Stuart Bramhall on the US war-based economy and the collapse of genuine democracy.
It only became clear once I left the US the immense sacrifices Americans make for their cheap gasoline and consumer goods. The most obvious is a range of domestic programs that other developed countries take for granted. These include publicly financed universal health care and a range of education, jobs and social programs enacted under Roosevelt, Kennedy, Johnson and Nixon, which have long since vanished. With the current War on Terror on eight fronts, even state and local tax funding sources are being diverted to military spending. In state after state there is no money to repair badly decrepit roads and bridges or provide adequate street lighting and policing.

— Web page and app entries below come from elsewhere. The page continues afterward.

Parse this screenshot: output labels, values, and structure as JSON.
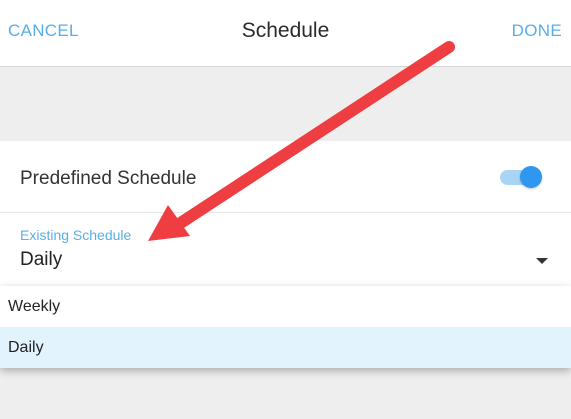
{
  "header": {
    "cancel_label": "CANCEL",
    "title": "Schedule",
    "done_label": "DONE"
  },
  "settings": {
    "predefined_label": "Predefined Schedule",
    "predefined_enabled": true,
    "existing_label": "Existing Schedule",
    "existing_value": "Daily"
  },
  "dropdown": {
    "options": [
      {
        "label": "Weekly",
        "selected": false
      },
      {
        "label": "Daily",
        "selected": true
      }
    ]
  },
  "colors": {
    "accent": "#5aaee6",
    "toggle_on": "#2e97ef",
    "selected_option_bg": "#e3f3fd",
    "annotation_arrow": "#ef3e42"
  },
  "icons": {
    "toggle": "toggle-switch",
    "caret": "caret-down-icon",
    "annotation": "red-arrow-annotation"
  }
}
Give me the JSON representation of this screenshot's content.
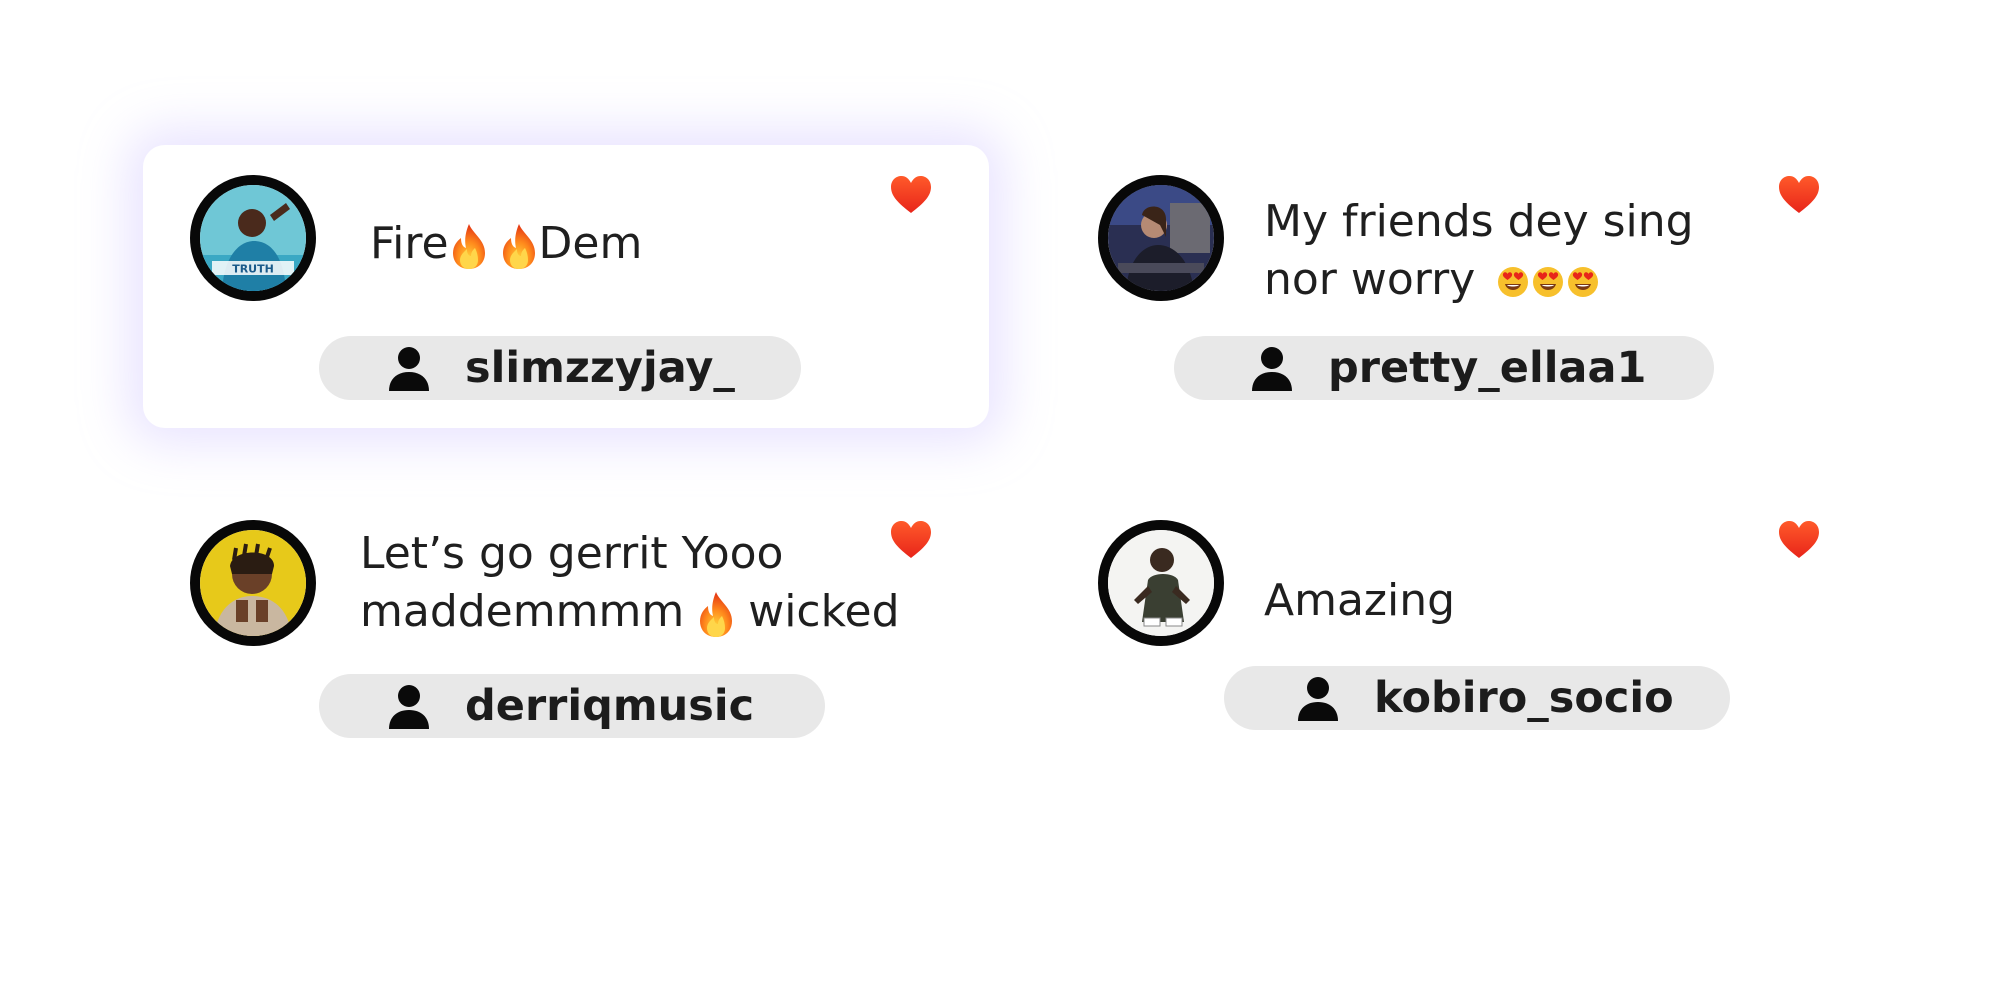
{
  "comments": [
    {
      "text_before": "Fire",
      "text_middle": "",
      "text_after": "Dem",
      "username": "slimzzyjay_",
      "avatar_label": "TRUTH",
      "liked": true,
      "highlighted": true
    },
    {
      "line1": "My friends dey sing",
      "line2": "nor worry",
      "username": "pretty_ellaa1",
      "liked": true,
      "highlighted": false
    },
    {
      "line1": "Let’s go gerrit Yooo",
      "line2_before": "maddemmmm",
      "line2_after": "wicked",
      "username": "derriqmusic",
      "liked": true,
      "highlighted": false
    },
    {
      "line1": "Amazing",
      "username": "kobiro_socio",
      "liked": true,
      "highlighted": false
    }
  ],
  "icons": {
    "like": "heart-icon",
    "user": "user-icon",
    "fire": "fire-emoji",
    "heart_eyes": "heart-eyes-emoji"
  },
  "colors": {
    "heart": "#f03a1f",
    "pill_bg": "#e8e8e8",
    "avatar_ring": "#080808",
    "highlight_glow": "#c4b8ff"
  }
}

While dozens of clinics, libraries and homeless shelters shut their doors and teachers, cops and other state and local employees get laid off.
Yet the war machine rolls on and already wealthy banksters get billions more shoveled to them by the government. All this may change when, as seems likely probable, food and consumer goods continue their steady rise in price. After all, rising prices were a major triggering factor for the revolts in Tunisia and Egypt.
Unlike the majority of industrialized countries, the US doesn’t employ a “one-man-one-vote” system of representational democracy. The only hope our Constitutional framers had of enacting their pro-business, pro-military agenda was to establish two branches of government (the Senate and Presidency) that wouldn’t be chosen by direct popular vote, in order to block populist legislation enacted by the democratically elected House of Representatives
After 8Â½ years experience with New Zealand’s, parliamentary democracy, I have absolutely no doubt that it’s far more democratic than the US system
While I’m not sure how the Senate isn’t elected by popular vote, the president is not. The bizarre U.S. Electoral College seems designed to allow elites to overrule the public if so desired. Parliamentary governments are indeed vastly more democractic and allow for genuine opposition parties to thrive and flourish, something our founding fathers didn’t seem real interested in.